Segment Start: Data shown

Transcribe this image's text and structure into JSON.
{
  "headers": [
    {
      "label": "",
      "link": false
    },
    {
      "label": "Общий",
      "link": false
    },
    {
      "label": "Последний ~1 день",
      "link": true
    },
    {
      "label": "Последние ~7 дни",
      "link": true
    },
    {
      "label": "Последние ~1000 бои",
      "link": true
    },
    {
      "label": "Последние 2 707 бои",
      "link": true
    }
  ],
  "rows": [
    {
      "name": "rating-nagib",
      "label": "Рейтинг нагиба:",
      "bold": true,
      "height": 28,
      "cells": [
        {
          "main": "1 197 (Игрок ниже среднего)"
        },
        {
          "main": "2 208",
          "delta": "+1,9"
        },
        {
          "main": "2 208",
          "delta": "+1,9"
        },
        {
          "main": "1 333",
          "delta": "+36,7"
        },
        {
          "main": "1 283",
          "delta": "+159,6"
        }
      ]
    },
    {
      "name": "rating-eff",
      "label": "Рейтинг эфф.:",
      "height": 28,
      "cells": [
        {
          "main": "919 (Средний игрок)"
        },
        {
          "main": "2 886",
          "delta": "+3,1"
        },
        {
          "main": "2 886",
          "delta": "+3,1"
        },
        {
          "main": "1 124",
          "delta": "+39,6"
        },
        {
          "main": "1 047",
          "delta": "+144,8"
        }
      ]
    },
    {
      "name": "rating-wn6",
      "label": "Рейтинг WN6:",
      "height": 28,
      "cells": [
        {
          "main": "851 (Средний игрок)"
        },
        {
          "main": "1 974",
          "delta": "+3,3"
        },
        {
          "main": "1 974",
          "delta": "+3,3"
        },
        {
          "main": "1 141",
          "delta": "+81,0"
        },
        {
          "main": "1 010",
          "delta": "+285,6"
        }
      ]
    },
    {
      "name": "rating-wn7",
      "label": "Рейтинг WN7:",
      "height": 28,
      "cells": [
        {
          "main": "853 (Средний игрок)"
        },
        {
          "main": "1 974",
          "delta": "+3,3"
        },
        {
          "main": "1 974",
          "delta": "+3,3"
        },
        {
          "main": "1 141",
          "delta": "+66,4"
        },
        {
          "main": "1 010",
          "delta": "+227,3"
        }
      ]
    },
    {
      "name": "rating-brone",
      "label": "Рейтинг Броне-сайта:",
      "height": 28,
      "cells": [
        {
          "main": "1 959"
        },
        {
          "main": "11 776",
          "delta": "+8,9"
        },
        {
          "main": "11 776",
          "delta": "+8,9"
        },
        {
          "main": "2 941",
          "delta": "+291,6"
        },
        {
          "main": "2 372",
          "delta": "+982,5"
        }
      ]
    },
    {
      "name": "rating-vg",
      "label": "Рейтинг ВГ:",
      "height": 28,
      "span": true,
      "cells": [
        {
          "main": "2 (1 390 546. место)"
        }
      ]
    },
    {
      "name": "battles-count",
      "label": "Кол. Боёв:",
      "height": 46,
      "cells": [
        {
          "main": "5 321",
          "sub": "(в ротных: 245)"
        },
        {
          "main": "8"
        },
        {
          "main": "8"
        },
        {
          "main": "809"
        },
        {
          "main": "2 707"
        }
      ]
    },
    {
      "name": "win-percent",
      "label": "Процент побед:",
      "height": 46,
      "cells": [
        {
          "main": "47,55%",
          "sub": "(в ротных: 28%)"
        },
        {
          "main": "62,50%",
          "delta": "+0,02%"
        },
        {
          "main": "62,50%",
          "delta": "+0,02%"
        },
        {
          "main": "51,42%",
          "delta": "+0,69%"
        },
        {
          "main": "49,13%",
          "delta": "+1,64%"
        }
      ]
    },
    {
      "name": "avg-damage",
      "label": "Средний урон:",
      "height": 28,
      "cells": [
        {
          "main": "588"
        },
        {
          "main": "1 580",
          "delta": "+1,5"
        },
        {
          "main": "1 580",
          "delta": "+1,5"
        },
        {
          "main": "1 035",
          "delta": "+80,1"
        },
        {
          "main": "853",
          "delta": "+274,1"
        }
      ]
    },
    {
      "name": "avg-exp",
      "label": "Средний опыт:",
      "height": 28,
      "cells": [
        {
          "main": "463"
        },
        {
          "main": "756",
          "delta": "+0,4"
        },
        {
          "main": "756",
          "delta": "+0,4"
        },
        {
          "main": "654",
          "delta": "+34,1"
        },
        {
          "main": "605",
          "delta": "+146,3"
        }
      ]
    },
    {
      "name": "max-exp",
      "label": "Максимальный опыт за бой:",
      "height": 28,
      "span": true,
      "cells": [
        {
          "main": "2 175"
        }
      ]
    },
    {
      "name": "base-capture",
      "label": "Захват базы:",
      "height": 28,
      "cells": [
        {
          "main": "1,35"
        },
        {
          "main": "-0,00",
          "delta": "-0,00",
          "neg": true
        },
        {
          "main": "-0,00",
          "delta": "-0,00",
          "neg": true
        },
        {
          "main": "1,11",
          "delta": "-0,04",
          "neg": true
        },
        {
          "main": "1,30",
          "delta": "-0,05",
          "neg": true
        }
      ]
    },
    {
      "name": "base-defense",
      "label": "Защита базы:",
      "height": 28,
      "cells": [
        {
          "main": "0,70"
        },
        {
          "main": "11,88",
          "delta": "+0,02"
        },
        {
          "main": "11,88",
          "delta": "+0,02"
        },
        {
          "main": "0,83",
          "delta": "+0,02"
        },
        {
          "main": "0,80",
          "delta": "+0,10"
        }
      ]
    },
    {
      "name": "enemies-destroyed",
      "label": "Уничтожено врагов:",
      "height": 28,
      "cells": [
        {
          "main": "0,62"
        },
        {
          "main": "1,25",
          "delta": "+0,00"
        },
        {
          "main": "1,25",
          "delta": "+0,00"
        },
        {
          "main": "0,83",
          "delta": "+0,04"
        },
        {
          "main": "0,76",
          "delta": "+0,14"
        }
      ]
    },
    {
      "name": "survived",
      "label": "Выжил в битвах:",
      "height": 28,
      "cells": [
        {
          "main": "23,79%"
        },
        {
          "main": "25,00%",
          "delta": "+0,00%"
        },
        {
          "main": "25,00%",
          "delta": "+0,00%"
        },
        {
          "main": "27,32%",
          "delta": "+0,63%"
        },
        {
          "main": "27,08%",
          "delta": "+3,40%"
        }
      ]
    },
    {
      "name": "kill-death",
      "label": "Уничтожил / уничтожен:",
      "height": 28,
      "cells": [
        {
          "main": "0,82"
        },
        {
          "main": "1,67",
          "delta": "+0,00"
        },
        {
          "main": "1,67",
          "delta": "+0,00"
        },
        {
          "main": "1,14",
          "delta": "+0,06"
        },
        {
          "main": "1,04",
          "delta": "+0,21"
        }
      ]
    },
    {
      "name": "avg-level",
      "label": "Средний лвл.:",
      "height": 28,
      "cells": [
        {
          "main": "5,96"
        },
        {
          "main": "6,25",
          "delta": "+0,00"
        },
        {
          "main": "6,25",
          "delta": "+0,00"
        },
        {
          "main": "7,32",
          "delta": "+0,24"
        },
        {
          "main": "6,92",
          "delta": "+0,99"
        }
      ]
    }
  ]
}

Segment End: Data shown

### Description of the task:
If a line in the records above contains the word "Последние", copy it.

### Task solution:
      "label": "Последние ~7 дни",
      "label": "Последние ~1000 бои",
      "label": "Последние 2 707 бои",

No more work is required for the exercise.